  49. ^ "St. Ignatius Institute – University of San Francisco (USF)". Retrieved 20 June 2014.
  50. ^ "Thomas Jefferson Center for the Study of Core Texts and Ideas". 5 November 2013. Retrieved 9 November 2013.
  51. ^ "Kugelman Honors Program Study of Great Books" (PDF). 26 February 2016. Archived from the original on 8 November 2014. Retrieved 26 February 2016.
  52. ^ "Departments » Great Books Curriculm". Wilbur Wright College.

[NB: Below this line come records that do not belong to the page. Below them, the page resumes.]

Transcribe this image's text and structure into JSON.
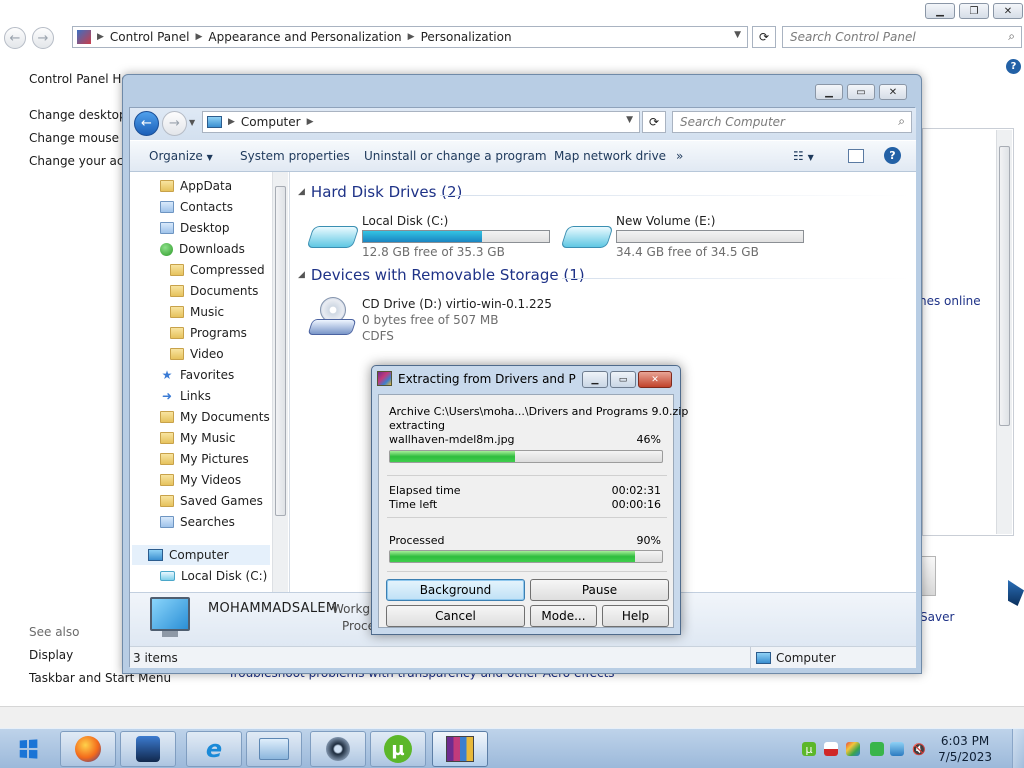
{
  "control_panel": {
    "breadcrumb": [
      "Control Panel",
      "Appearance and Personalization",
      "Personalization"
    ],
    "search_placeholder": "Search Control Panel",
    "left_links": [
      "Control Panel Hom",
      "Change desktop i",
      "Change mouse po",
      "Change your acco"
    ],
    "see_also_title": "See also",
    "see_also_links": [
      "Display",
      "Taskbar and Start Menu"
    ],
    "right_link_fragment": "nes online",
    "right_label_fragment": "Saver",
    "troubleshoot_text": "Troubleshoot problems with transparency and other Aero effects"
  },
  "explorer": {
    "address": [
      "Computer"
    ],
    "search_placeholder": "Search Computer",
    "toolbar": [
      "Organize",
      "System properties",
      "Uninstall or change a program",
      "Map network drive",
      "»"
    ],
    "nav_items": [
      "AppData",
      "Contacts",
      "Desktop",
      "Downloads",
      "Compressed",
      "Documents",
      "Music",
      "Programs",
      "Video",
      "Favorites",
      "Links",
      "My Documents",
      "My Music",
      "My Pictures",
      "My Videos",
      "Saved Games",
      "Searches",
      "Computer",
      "Local Disk (C:)"
    ],
    "groups": {
      "hard_disks": "Hard Disk Drives (2)",
      "removable": "Devices with Removable Storage (1)"
    },
    "drives": [
      {
        "name": "Local Disk (C:)",
        "free": "12.8 GB free of 35.3 GB",
        "used_fraction": 0.64
      },
      {
        "name": "New Volume (E:)",
        "free": "34.4 GB free of 34.5 GB",
        "used_fraction": 0.0
      }
    ],
    "cd_drive": {
      "name": "CD Drive (D:) virtio-win-0.1.225",
      "free": "0 bytes free of 507 MB",
      "fs": "CDFS"
    },
    "details": {
      "computer_name": "MOHAMMADSALEM",
      "workgroup_fragment": "Workgr",
      "processor_fragment": "Proce"
    },
    "status": {
      "count": "3 items",
      "location": "Computer"
    }
  },
  "dialog": {
    "title": "Extracting from Drivers and Pro...",
    "archive": "Archive C:\\Users\\moha...\\Drivers and Programs 9.0.zip",
    "action": "extracting",
    "current_file": "wallhaven-mdel8m.jpg",
    "file_percent": "46%",
    "file_progress": 0.46,
    "elapsed_label": "Elapsed time",
    "elapsed_value": "00:02:31",
    "timeleft_label": "Time left",
    "timeleft_value": "00:00:16",
    "processed_label": "Processed",
    "processed_percent": "90%",
    "processed_progress": 0.9,
    "buttons": {
      "background": "Background",
      "pause": "Pause",
      "cancel": "Cancel",
      "mode": "Mode...",
      "help": "Help"
    }
  },
  "taskbar": {
    "time": "6:03 PM",
    "date": "7/5/2023"
  }
}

  53. ^ "Academics » The Great Books". Wyoming Catholic College. 28 March 2013. Retrieved 9 November 2013.
  54. ^ "The Great Books in the Bachelor of Humanities Program". Retrieved 9 November 2013.

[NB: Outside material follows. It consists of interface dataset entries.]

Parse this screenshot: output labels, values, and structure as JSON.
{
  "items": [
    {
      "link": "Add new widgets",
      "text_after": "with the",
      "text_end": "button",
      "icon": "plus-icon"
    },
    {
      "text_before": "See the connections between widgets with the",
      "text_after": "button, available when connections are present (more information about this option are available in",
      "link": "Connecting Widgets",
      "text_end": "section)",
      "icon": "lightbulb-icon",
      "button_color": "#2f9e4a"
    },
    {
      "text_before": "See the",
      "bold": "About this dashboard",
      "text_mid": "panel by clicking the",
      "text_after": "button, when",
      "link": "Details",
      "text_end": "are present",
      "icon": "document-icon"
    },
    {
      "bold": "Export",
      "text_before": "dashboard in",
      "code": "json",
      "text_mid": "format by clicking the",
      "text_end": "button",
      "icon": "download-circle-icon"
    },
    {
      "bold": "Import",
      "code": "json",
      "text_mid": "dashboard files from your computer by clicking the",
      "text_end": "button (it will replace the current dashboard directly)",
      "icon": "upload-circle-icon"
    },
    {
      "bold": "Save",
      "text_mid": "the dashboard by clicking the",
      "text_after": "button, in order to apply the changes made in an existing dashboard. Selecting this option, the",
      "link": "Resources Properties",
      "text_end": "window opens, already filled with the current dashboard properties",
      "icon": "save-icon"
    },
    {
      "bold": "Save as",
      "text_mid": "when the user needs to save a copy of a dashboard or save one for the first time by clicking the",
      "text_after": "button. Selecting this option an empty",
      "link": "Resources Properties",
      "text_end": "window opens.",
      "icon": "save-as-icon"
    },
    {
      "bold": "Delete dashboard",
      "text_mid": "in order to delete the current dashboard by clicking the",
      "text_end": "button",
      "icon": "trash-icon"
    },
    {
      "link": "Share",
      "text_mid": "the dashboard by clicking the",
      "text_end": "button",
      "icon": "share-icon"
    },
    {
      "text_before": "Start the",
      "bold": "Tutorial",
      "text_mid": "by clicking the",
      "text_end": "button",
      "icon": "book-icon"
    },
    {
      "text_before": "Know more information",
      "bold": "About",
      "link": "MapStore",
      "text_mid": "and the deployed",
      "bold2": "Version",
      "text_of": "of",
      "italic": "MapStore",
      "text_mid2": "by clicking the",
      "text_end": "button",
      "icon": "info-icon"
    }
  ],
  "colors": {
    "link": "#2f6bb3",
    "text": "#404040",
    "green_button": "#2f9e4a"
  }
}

  55. ^ "Welcome - Liberal Arts College - Concordia University - Montreal, Quebec, Canada". Retrieved 9 November 2013.
  56. ^ "Overview - Liberal Studies - Vancouver Island University".
  57. ^ "Great Books". St Thomas University. 2014. Archived from the original on 6 November 2014. Retrieved 6 November 2014.
  58. ^ "Foundation Year Programme | University of King's College". Retrieved 9 November 2013.
  59. ^ "Arts One Program". Retrieved 29 May 2014.
  60. ^ "Global Great Books Certificate". Retrieved 14 February 2020.
  61. ^ "UCP - Instituto de Estudos Políticos". Archived from the original on 9 November 2013. Retrieved 9 November 2013.
  62. ^ "Universidade da Beira Interior". Retrieved 4 March 2018.
  63. ^ "Foundation Courses". Retrieved 30 November 2016.
  64. ^ "Courses Offered". Ateneo de Manila University. 21 November 2012. Retrieved 11 June 2018.
  65. ^ "A Great Books College". Shalem College. Archived from the original on 13 June 2013. Retrieved 30 January 2014.
  66. ^ John Searle, "The Storm Over the University," The New York Review of Books, 6 December 1990
  67. ^ Sabrina Walters (1 July 2001). "Great Books won Adler fame, scorn". Chicago Sun-Times. Archived from the original on 4 November 2007. Retrieved 11 July 2007.
  68. ^ Peter Temes (3 July 2001). "Death of a Great Reader and Philosopher". Chicago Sun-Times. Archived from the original on 4 November 2007. Retrieved 11 July 2007.
  69. ^ Great Books – The Foundation of a Liberal Education, New York – Simon & Schuster, 1954.
  70. ^ How to Read a Book, 1940, p. 375
  71. ^ "Mortimer Adler Videos on The Great Ideas".


  • Aquinas , Thomas. "Why the Great Books?" Thomas Aquinas College, 24 April 2019,

External links[edit]